Robinhood Markets Inc., the online brokerage that’s suffered repeated outages during the recent market turmoil, is close to raising new funding at a valuation of about $8 billion, according to people familiar with the matter.
The Menlo Park, Calif.-based startup is raising about $250 million from investors led by Sequoia Capital, said the people, who asked not to be identified because the details are private. The company was most recently pegged to be worth $7.6 billion after a round of funding that closed in July. The new $8 billion figure is a pre-money valuation, the people said, meaning it refers to the value assigned to the company before the latest round of funds is received.
A final deal hasn’t been reached and might not be, the people said.
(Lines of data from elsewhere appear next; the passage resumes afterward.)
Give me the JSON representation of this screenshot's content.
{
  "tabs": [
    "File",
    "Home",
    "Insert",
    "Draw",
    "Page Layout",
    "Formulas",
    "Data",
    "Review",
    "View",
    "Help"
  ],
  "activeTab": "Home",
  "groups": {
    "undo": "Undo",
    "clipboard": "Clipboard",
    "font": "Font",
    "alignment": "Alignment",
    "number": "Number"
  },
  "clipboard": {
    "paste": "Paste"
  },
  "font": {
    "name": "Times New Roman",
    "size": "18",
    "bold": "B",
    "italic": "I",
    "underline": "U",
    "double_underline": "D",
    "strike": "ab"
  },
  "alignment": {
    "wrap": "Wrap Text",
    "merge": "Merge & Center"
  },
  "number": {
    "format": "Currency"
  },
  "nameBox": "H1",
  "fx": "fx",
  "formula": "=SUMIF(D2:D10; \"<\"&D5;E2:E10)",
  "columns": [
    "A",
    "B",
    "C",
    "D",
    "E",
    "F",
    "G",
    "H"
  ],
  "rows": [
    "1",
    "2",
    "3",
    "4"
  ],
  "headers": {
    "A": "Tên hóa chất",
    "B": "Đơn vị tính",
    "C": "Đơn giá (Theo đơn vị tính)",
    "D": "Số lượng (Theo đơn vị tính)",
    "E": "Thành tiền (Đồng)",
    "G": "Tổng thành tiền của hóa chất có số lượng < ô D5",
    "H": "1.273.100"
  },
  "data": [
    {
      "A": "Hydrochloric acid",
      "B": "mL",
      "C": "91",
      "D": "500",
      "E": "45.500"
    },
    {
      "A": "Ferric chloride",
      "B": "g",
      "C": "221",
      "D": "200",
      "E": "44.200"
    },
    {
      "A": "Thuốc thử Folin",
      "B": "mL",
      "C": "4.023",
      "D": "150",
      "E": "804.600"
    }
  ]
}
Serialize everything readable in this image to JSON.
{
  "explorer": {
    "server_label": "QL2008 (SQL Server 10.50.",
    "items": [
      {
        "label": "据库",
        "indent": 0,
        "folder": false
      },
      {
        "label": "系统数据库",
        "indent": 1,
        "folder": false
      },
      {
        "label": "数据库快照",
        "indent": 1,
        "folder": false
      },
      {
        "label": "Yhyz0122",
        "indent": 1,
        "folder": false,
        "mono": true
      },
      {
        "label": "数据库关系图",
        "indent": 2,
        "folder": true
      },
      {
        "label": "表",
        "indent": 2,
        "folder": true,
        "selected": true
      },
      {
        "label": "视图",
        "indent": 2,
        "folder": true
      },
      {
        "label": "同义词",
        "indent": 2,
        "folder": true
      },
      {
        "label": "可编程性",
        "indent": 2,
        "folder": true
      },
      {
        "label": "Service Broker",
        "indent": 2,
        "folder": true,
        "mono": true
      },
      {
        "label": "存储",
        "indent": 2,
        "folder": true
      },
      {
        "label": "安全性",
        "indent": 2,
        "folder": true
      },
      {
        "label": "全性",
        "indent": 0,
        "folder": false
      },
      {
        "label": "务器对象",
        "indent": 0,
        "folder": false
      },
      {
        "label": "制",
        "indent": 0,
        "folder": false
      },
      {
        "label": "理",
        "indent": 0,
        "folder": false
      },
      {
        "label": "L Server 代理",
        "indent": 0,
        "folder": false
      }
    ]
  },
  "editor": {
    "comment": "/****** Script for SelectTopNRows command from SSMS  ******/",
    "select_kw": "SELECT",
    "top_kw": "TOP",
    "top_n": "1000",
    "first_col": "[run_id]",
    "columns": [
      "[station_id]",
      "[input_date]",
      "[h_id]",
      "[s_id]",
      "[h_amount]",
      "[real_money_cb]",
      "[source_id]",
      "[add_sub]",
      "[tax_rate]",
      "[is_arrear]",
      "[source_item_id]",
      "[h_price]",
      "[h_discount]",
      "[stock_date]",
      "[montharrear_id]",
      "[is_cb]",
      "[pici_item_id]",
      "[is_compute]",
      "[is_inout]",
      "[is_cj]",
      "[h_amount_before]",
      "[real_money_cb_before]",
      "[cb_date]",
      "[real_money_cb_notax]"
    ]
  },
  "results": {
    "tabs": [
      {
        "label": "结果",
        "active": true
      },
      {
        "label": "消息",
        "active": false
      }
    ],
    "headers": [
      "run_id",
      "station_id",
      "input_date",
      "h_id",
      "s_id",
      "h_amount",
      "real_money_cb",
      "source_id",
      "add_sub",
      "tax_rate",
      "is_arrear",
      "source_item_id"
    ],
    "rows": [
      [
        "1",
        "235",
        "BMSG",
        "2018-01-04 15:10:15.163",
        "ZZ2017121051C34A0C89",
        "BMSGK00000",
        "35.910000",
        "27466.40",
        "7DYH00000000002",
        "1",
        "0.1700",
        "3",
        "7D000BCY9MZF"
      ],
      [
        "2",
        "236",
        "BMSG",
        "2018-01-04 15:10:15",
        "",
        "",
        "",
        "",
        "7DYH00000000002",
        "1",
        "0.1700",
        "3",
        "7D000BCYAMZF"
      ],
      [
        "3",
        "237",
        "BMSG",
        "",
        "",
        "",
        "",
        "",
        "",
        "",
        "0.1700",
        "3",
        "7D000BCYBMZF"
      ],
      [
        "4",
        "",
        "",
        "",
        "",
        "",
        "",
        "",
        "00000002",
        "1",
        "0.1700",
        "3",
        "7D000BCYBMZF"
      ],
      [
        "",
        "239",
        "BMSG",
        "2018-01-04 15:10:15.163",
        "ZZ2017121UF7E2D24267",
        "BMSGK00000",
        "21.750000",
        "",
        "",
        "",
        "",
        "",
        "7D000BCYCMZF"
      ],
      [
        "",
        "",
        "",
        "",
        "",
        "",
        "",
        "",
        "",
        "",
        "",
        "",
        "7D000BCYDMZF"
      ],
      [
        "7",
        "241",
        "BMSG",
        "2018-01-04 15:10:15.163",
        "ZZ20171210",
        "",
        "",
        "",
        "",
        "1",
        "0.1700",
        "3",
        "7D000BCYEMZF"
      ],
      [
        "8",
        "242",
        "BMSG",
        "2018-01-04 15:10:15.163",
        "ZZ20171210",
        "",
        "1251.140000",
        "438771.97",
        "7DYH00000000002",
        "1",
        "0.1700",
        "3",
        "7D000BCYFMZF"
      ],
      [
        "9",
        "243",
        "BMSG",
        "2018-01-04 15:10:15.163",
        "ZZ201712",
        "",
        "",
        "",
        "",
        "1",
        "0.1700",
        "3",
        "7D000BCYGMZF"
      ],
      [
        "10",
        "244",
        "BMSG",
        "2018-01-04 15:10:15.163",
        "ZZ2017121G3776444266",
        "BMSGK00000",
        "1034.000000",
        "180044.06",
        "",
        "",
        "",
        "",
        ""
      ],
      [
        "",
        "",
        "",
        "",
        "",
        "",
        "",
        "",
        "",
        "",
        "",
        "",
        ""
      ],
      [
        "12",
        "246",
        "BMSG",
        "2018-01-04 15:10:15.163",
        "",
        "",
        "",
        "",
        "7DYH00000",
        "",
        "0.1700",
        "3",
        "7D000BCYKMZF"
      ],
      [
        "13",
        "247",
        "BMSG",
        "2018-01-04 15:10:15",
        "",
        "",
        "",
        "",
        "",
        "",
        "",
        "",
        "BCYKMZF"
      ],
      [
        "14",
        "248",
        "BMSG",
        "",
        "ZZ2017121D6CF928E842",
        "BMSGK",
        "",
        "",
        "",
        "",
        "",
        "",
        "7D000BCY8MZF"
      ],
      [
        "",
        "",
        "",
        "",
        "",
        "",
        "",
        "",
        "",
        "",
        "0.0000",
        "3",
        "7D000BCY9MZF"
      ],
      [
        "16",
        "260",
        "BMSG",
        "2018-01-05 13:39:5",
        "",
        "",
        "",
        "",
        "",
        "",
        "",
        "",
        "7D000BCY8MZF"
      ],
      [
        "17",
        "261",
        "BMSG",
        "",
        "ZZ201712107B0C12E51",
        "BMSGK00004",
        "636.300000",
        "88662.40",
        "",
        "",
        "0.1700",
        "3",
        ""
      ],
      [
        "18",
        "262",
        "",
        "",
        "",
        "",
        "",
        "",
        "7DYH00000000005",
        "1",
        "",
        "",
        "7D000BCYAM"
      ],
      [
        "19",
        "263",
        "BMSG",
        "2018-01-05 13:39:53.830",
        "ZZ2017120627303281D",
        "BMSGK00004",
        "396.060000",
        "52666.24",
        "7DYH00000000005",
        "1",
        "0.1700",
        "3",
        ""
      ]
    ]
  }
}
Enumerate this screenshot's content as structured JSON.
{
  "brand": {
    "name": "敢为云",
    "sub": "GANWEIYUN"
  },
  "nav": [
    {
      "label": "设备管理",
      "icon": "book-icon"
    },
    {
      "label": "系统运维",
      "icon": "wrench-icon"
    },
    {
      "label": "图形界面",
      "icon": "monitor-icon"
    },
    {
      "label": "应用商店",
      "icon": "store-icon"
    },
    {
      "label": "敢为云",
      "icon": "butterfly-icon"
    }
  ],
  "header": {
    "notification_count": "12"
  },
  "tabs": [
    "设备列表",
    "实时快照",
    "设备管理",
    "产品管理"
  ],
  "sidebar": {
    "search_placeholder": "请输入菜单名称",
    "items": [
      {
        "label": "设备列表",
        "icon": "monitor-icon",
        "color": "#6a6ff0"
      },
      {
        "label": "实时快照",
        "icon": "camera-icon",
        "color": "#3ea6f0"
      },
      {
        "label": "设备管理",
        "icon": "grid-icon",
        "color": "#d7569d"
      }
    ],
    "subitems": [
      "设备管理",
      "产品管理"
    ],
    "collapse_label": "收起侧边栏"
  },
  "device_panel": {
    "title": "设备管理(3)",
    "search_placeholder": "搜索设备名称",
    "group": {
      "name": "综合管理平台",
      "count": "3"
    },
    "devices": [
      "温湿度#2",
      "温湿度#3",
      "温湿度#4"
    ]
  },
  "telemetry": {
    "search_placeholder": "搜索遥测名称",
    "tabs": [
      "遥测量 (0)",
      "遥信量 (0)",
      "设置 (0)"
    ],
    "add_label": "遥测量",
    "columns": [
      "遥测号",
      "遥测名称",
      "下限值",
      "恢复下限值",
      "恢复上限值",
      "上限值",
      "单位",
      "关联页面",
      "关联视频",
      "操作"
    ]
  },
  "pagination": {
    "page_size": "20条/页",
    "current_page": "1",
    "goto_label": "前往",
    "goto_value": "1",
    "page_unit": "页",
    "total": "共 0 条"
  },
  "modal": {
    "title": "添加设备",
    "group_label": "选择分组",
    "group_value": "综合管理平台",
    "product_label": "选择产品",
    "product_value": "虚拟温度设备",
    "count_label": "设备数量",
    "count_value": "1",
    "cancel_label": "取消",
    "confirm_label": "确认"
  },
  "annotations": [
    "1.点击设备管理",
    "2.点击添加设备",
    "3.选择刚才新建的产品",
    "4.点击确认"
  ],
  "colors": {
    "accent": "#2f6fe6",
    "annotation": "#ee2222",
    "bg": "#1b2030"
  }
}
Representatives for Robinhood and Sequoia declined to comment.
Robinhood has blamed frantic trading and record new account sign-ups for the technical problems that plagued its platform earlier this year. One outage on March 2 lasted for the entire U.S. trading session, a session in which the S&P 500 climbed 4.6%.
The company said in a statement in March that it was learning from its mistakes and was focused on continuing to improve the stability of its service and overall customer experience.
Robinhood has seen record revenue growth during the coronavirus pandemic, the people said. The volatility of the markets led to new account sign-ups, they said.
The firm had about $60 million in revenue in March, roughly tripling from the same month last year, one of the people said.
Prior investors include Alphabet Inc.’s GV, DST Global, Kleiner Perkins Caufield & Byers, New Enterprise Associates and Index Ventures. Sequoia is also an existing investor.
Founded in 2013, Robinhood allows commission-free stock trading via a mobile app, a format that’s since been copied by traditional brokers including Charles Schwab Corp. The company, which also provides other financial services, passed 10 million users in December.